(Data provided)

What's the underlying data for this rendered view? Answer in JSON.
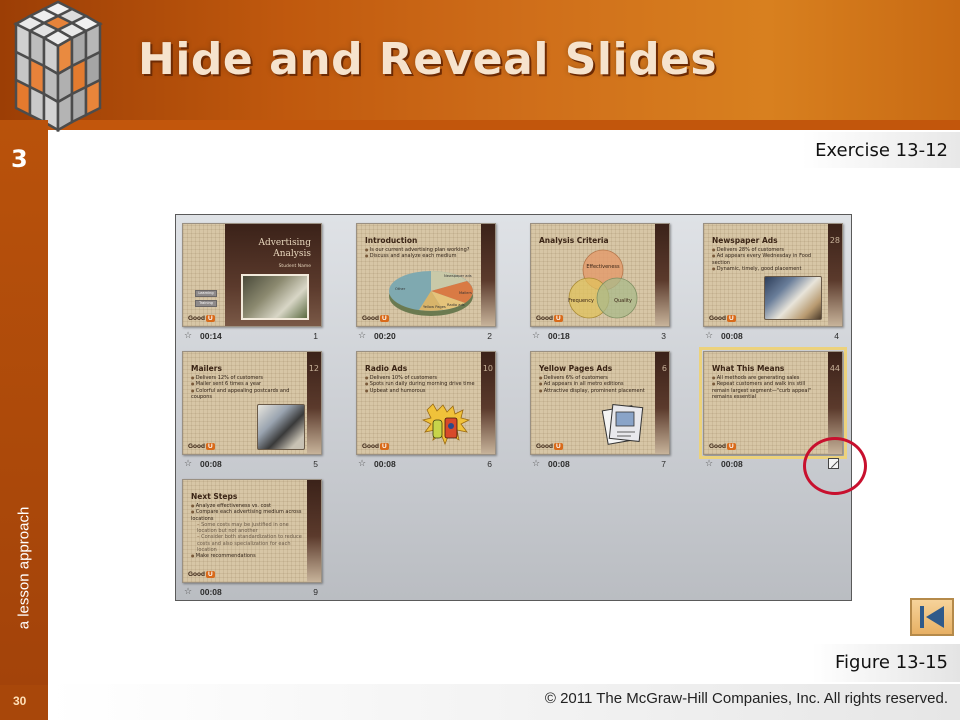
{
  "header": {
    "title": "Hide and Reveal Slides"
  },
  "sidebar": {
    "lesson_number": "3",
    "vertical_text": "a lesson approach",
    "page_number": "30"
  },
  "labels": {
    "exercise": "Exercise 13-12",
    "figure": "Figure 13-15"
  },
  "footer": {
    "copyright": "© 2011 The McGraw-Hill Companies, Inc. All rights reserved."
  },
  "slides": [
    {
      "index": "1",
      "time": "00:14",
      "title_line1": "Advertising",
      "title_line2": "Analysis",
      "subtitle": "Student Name",
      "buttons": [
        "Learning",
        "Training"
      ],
      "logo": "Good",
      "logo_mark": "U"
    },
    {
      "index": "2",
      "time": "00:20",
      "title": "Introduction",
      "bullets": [
        "Is our current advertising plan working?",
        "Discuss and analyze each medium"
      ],
      "pie_labels": [
        "Newspaper ads",
        "Mailers",
        "Radio ads",
        "Yellow Pages",
        "Other"
      ],
      "logo": "Good",
      "logo_mark": "U"
    },
    {
      "index": "3",
      "time": "00:18",
      "title": "Analysis Criteria",
      "venn_labels": [
        "Effectiveness",
        "Frequency",
        "Quality"
      ],
      "logo": "Good",
      "logo_mark": "U"
    },
    {
      "index": "4",
      "time": "00:08",
      "title": "Newspaper Ads",
      "slide_number": "28",
      "bullets": [
        "Delivers 28% of customers",
        "Ad appears every Wednesday in Food section",
        "Dynamic, timely, good placement"
      ],
      "logo": "Good",
      "logo_mark": "U"
    },
    {
      "index": "5",
      "time": "00:08",
      "title": "Mailers",
      "slide_number": "12",
      "bullets": [
        "Delivers 12% of customers",
        "Mailer sent 6 times a year",
        "Colorful and appealing postcards and coupons"
      ],
      "logo": "Good",
      "logo_mark": "U"
    },
    {
      "index": "6",
      "time": "00:08",
      "title": "Radio Ads",
      "slide_number": "10",
      "bullets": [
        "Delivers 10% of customers",
        "Spots run daily during morning drive time",
        "Upbeat and humorous"
      ],
      "logo": "Good",
      "logo_mark": "U"
    },
    {
      "index": "7",
      "time": "00:08",
      "title": "Yellow Pages Ads",
      "slide_number": "6",
      "bullets": [
        "Delivers 6% of customers",
        "Ad appears in all metro editions",
        "Attractive display, prominent placement"
      ],
      "logo": "Good",
      "logo_mark": "U"
    },
    {
      "index": "8",
      "time": "00:08",
      "title": "What This Means",
      "slide_number": "44",
      "bullets": [
        "All methods are generating sales",
        "Repeat customers and walk ins still remain largest segment—\"curb appeal\" remains essential"
      ],
      "logo": "Good",
      "logo_mark": "U",
      "hidden": true
    },
    {
      "index": "9",
      "time": "00:08",
      "title": "Next Steps",
      "bullets": [
        "Analyze effectiveness vs. cost",
        "Compare each advertising medium across locations"
      ],
      "sub_bullets": [
        "Some costs may be justified in one location but not another",
        "Consider both standardization to reduce costs and also specialization for each location"
      ],
      "bullets2": [
        "Make recommendations"
      ],
      "logo": "Good",
      "logo_mark": "U"
    }
  ],
  "colors": {
    "accent": "#c0590e",
    "sidebar": "#a8470a",
    "highlight_circle": "#c8102e",
    "selection": "#ecd27c"
  },
  "icons": {
    "back": "back-to-start-icon",
    "hidden_slide": "hidden-slide-icon",
    "transition": "transition-star-icon"
  }
}
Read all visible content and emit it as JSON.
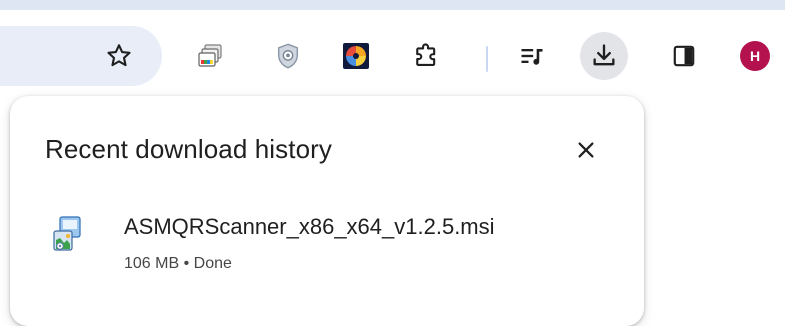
{
  "toolbar": {
    "icons": [
      "star-icon",
      "tab-groups-icon",
      "shield-extension-icon",
      "color-extension-icon",
      "extensions-puzzle-icon",
      "reading-list-icon",
      "download-icon",
      "side-panel-icon"
    ],
    "profile_initial": "H",
    "profile_color": "#b3124f"
  },
  "download_bubble": {
    "title": "Recent download history",
    "close_icon": "close-icon",
    "items": [
      {
        "file_name": "ASMQRScanner_x86_x64_v1.2.5.msi",
        "status": "106 MB • Done",
        "icon": "msi-installer-icon"
      }
    ]
  },
  "colors": {
    "accent": "#1a73e8",
    "text_primary": "#1f1f1f",
    "text_secondary": "#474747"
  }
}
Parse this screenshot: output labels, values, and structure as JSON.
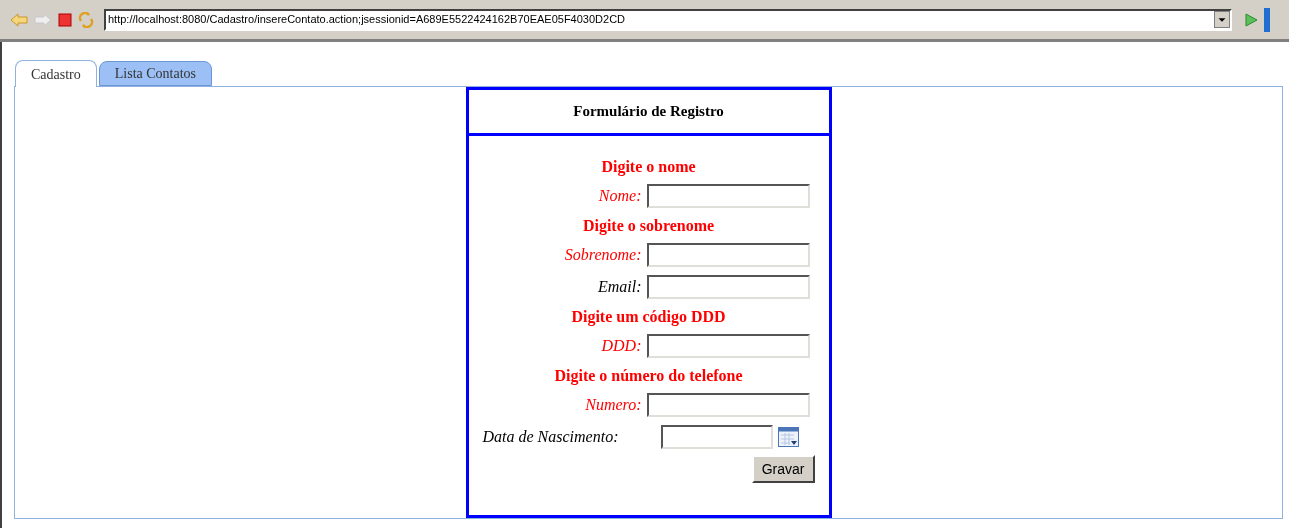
{
  "browser": {
    "url": "http://localhost:8080/Cadastro/insereContato.action;jsessionid=A689E5522424162B70EAE05F4030D2CD"
  },
  "tabs": [
    {
      "label": "Cadastro",
      "selected": true
    },
    {
      "label": "Lista Contatos",
      "selected": false
    }
  ],
  "form": {
    "title": "Formulário de Registro",
    "fields": [
      {
        "kind": "text",
        "label": "Nome:",
        "error": "Digite o nome",
        "invalid": true
      },
      {
        "kind": "text",
        "label": "Sobrenome:",
        "error": "Digite o sobrenome",
        "invalid": true
      },
      {
        "kind": "text",
        "label": "Email:",
        "invalid": false
      },
      {
        "kind": "text",
        "label": "DDD:",
        "error": "Digite um código DDD",
        "invalid": true
      },
      {
        "kind": "text",
        "label": "Numero:",
        "error": "Digite o número do telefone",
        "invalid": true
      },
      {
        "kind": "date",
        "label": "Data de Nascimento:",
        "invalid": false
      }
    ],
    "submit": "Gravar"
  }
}
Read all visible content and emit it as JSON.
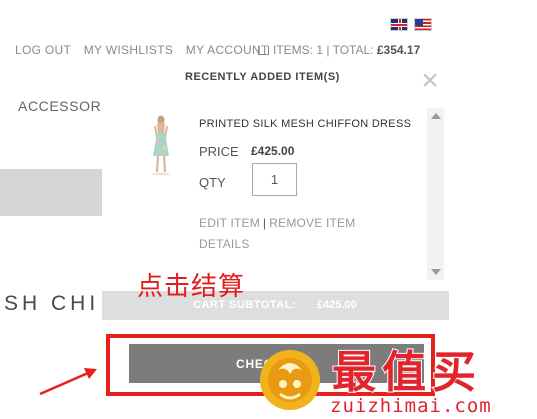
{
  "header": {
    "flags": [
      "uk-flag-icon",
      "us-flag-icon"
    ],
    "nav": [
      "LOG OUT",
      "MY WISHLISTS",
      "MY ACCOUNT"
    ],
    "cart_summary": {
      "items": "ITEMS: 1",
      "separator": "|",
      "total_label": "TOTAL:",
      "total_value": "£354.17"
    }
  },
  "background_page": {
    "category": "ACCESSORI",
    "product_title": "SH CHI"
  },
  "popup": {
    "heading": "RECENTLY ADDED ITEM(S)",
    "close_icon": "×",
    "item": {
      "name": "PRINTED SILK MESH CHIFFON DRESS",
      "price_label": "PRICE",
      "price_value": "£425.00",
      "qty_label": "QTY",
      "qty_value": "1",
      "edit_label": "EDIT ITEM",
      "remove_label": "REMOVE ITEM",
      "details_label": "DETAILS"
    },
    "subtotal_label": "CART SUBTOTAL:",
    "subtotal_value": "£425.00"
  },
  "checkout": {
    "label": "CHEC"
  },
  "annotation": {
    "text": "点击结算",
    "color": "#e5211c"
  },
  "watermark": {
    "chars": "最值买",
    "url": "zuizhimai.com"
  }
}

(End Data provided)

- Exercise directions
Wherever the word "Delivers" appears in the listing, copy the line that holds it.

- Written answer
        "Delivers 28% of customers",
        "Delivers 12% of customers",
        "Delivers 10% of customers",
        "Delivers 6% of customers",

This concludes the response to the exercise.